Your response should consist of the data that follows, repeated in full without alteration.

Records from a data source
◇ ◇ ◇ ◇ ◇
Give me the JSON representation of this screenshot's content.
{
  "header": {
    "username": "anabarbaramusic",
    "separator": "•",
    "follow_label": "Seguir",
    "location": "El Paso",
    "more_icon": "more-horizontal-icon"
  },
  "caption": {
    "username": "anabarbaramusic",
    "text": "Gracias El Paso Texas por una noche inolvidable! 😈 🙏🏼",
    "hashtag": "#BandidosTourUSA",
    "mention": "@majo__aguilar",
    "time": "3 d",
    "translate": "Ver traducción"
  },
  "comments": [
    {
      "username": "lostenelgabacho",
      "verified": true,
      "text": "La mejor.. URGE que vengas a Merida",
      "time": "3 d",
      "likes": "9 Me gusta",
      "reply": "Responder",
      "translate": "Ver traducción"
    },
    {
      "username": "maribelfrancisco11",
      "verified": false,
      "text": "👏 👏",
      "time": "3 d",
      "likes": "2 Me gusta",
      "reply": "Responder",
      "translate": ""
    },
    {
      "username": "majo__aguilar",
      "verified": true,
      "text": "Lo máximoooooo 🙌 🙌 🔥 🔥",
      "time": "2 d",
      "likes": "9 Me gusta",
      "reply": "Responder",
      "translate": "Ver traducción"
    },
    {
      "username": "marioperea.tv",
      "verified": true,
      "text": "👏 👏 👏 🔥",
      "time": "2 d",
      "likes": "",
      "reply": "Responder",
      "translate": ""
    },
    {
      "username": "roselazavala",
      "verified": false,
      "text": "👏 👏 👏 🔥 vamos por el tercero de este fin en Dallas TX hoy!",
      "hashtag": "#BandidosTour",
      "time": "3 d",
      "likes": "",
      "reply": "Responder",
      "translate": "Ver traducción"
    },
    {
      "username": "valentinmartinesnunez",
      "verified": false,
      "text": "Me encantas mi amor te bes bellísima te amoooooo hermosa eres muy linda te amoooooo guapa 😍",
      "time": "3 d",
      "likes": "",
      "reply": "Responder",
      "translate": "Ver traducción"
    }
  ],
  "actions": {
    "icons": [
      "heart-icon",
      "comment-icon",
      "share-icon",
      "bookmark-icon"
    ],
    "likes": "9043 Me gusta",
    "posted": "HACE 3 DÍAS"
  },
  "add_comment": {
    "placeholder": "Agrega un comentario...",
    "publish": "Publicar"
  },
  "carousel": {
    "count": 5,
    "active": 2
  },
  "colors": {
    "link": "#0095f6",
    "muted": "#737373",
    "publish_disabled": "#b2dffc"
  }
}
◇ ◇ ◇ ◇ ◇
▸ **COMPLETED TASK**:
Give me the JSON representation of this screenshot's content.
{
  "header": {
    "username": "anabarbaramusic",
    "separator": "•",
    "follow_label": "Seguir",
    "location": "El Paso",
    "more_icon": "more-horizontal-icon"
  },
  "caption": {
    "username": "anabarbaramusic",
    "text": "Gracias El Paso Texas por una noche inolvidable! 😈 🙏🏼",
    "hashtag": "#BandidosTourUSA",
    "mention": "@majo__aguilar",
    "time": "3 d",
    "translate": "Ver traducción"
  },
  "comments": [
    {
      "username": "lostenelgabacho",
      "verified": true,
      "text": "La mejor.. URGE que vengas a Merida",
      "time": "3 d",
      "likes": "9 Me gusta",
      "reply": "Responder",
      "translate": "Ver traducción"
    },
    {
      "username": "maribelfrancisco11",
      "verified": false,
      "text": "👏 👏",
      "time": "3 d",
      "likes": "2 Me gusta",
      "reply": "Responder",
      "translate": ""
    },
    {
      "username": "majo__aguilar",
      "verified": true,
      "text": "Lo máximoooooo 🙌 🙌 🔥 🔥",
      "time": "2 d",
      "likes": "9 Me gusta",
      "reply": "Responder",
      "translate": "Ver traducción"
    },
    {
      "username": "marioperea.tv",
      "verified": true,
      "text": "👏 👏 👏 🔥",
      "time": "2 d",
      "likes": "",
      "reply": "Responder",
      "translate": ""
    },
    {
      "username": "roselazavala",
      "verified": false,
      "text": "👏 👏 👏 🔥 vamos por el tercero de este fin en Dallas TX hoy!",
      "hashtag": "#BandidosTour",
      "time": "3 d",
      "likes": "",
      "reply": "Responder",
      "translate": "Ver traducción"
    },
    {
      "username": "valentinmartinesnunez",
      "verified": false,
      "text": "Me encantas mi amor te bes bellísima te amoooooo hermosa eres muy linda te amoooooo guapa 😍",
      "time": "3 d",
      "likes": "",
      "reply": "Responder",
      "translate": "Ver traducción"
    }
  ],
  "actions": {
    "icons": [
      "heart-icon",
      "comment-icon",
      "share-icon",
      "bookmark-icon"
    ],
    "likes": "9043 Me gusta",
    "posted": "HACE 3 DÍAS"
  },
  "add_comment": {
    "placeholder": "Agrega un comentario...",
    "publish": "Publicar"
  },
  "carousel": {
    "count": 5,
    "active": 2
  },
  "colors": {
    "link": "#0095f6",
    "muted": "#737373",
    "publish_disabled": "#b2dffc"
  }
}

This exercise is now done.